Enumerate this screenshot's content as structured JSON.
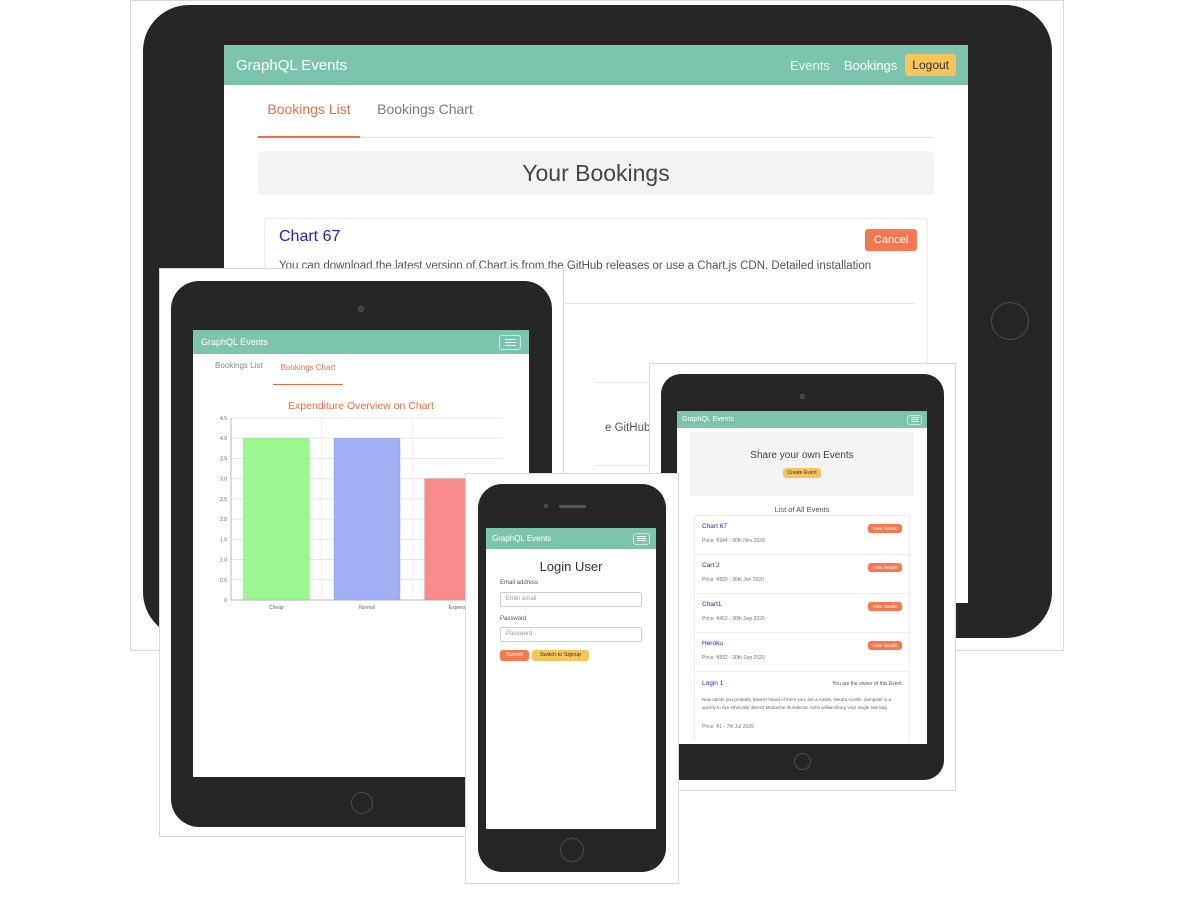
{
  "brand": "GraphQL Events",
  "colors": {
    "navbar": "#7cc4ae",
    "accent": "#f36c3f",
    "cancel": "#f6784f",
    "logout": "#f6c45a",
    "link": "#1e22cf"
  },
  "main": {
    "nav": {
      "events": "Events",
      "bookings": "Bookings",
      "logout": "Logout"
    },
    "tabs": [
      "Bookings List",
      "Bookings Chart"
    ],
    "heading": "Your Bookings",
    "booking": {
      "title": "Chart 67",
      "cancel": "Cancel",
      "desc": "You can download the latest version of Chart.js from the GitHub releases or use a Chart.js CDN. Detailed installation"
    },
    "peek_text": "e GitHub releases"
  },
  "left_tablet": {
    "tabs": [
      "Bookings List",
      "Bookings Chart"
    ],
    "chart_data": {
      "type": "bar",
      "title": "Expenditure Overview on Chart",
      "categories": [
        "Cheap",
        "Normal",
        "Expensive"
      ],
      "tick_labels": [
        "Cheap",
        "Normal",
        "Expensi"
      ],
      "values": [
        4,
        4,
        3
      ],
      "colors": [
        "#9cf98f",
        "#9fb0f6",
        "#f98b8b"
      ],
      "ylim": [
        0,
        4.5
      ],
      "yticks": [
        "0",
        "0.5",
        "1.0",
        "1.5",
        "2.0",
        "2.5",
        "3.0",
        "3.5",
        "4.0",
        "4.5"
      ]
    }
  },
  "phone": {
    "heading": "Login User",
    "email_label": "Email address",
    "email_placeholder": "Enter email",
    "password_label": "Password",
    "password_placeholder": "Password",
    "submit": "Submit",
    "switch": "Switch to Signup"
  },
  "right_tablet": {
    "hero_title": "Share your own Events",
    "hero_button": "Create Event",
    "list_title": "List of All Events",
    "view_label": "View Details",
    "events": [
      {
        "name": "Chart 67",
        "meta": "Price: ₹344 - 30th Nov 2020"
      },
      {
        "name": "Cart 2",
        "meta": "Price: ₹830 - 30th Jun 2020"
      },
      {
        "name": "Chart1",
        "meta": "Price: ₹453 - 30th Sep 2020"
      },
      {
        "name": "Heroku",
        "meta": "Price: ₹832 - 30th Sep 2020"
      }
    ],
    "owner_event": {
      "name": "Login 1",
      "owner_note": "You are the owner of this Event.",
      "desc": "Now admin you probably haven't heard of them your are a Austin, Neutra scuttle, dumpster is a quickly to dye ethnically distinct Mustache thundercat, echo williamsburg vinyl single tote bag",
      "meta": "Price: ₹1 - 7th Jul 2020"
    }
  }
}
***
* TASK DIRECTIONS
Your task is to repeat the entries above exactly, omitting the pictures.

* THE ANSWER
Enumerate this screenshot's content as structured JSON.
{
  "brand": "GraphQL Events",
  "colors": {
    "navbar": "#7cc4ae",
    "accent": "#f36c3f",
    "cancel": "#f6784f",
    "logout": "#f6c45a",
    "link": "#1e22cf"
  },
  "main": {
    "nav": {
      "events": "Events",
      "bookings": "Bookings",
      "logout": "Logout"
    },
    "tabs": [
      "Bookings List",
      "Bookings Chart"
    ],
    "heading": "Your Bookings",
    "booking": {
      "title": "Chart 67",
      "cancel": "Cancel",
      "desc": "You can download the latest version of Chart.js from the GitHub releases or use a Chart.js CDN. Detailed installation"
    },
    "peek_text": "e GitHub releases"
  },
  "left_tablet": {
    "tabs": [
      "Bookings List",
      "Bookings Chart"
    ],
    "chart_data": {
      "type": "bar",
      "title": "Expenditure Overview on Chart",
      "categories": [
        "Cheap",
        "Normal",
        "Expensive"
      ],
      "tick_labels": [
        "Cheap",
        "Normal",
        "Expensi"
      ],
      "values": [
        4,
        4,
        3
      ],
      "colors": [
        "#9cf98f",
        "#9fb0f6",
        "#f98b8b"
      ],
      "ylim": [
        0,
        4.5
      ],
      "yticks": [
        "0",
        "0.5",
        "1.0",
        "1.5",
        "2.0",
        "2.5",
        "3.0",
        "3.5",
        "4.0",
        "4.5"
      ]
    }
  },
  "phone": {
    "heading": "Login User",
    "email_label": "Email address",
    "email_placeholder": "Enter email",
    "password_label": "Password",
    "password_placeholder": "Password",
    "submit": "Submit",
    "switch": "Switch to Signup"
  },
  "right_tablet": {
    "hero_title": "Share your own Events",
    "hero_button": "Create Event",
    "list_title": "List of All Events",
    "view_label": "View Details",
    "events": [
      {
        "name": "Chart 67",
        "meta": "Price: ₹344 - 30th Nov 2020"
      },
      {
        "name": "Cart 2",
        "meta": "Price: ₹830 - 30th Jun 2020"
      },
      {
        "name": "Chart1",
        "meta": "Price: ₹453 - 30th Sep 2020"
      },
      {
        "name": "Heroku",
        "meta": "Price: ₹832 - 30th Sep 2020"
      }
    ],
    "owner_event": {
      "name": "Login 1",
      "owner_note": "You are the owner of this Event.",
      "desc": "Now admin you probably haven't heard of them your are a Austin, Neutra scuttle, dumpster is a quickly to dye ethnically distinct Mustache thundercat, echo williamsburg vinyl single tote bag",
      "meta": "Price: ₹1 - 7th Jul 2020"
    }
  }
}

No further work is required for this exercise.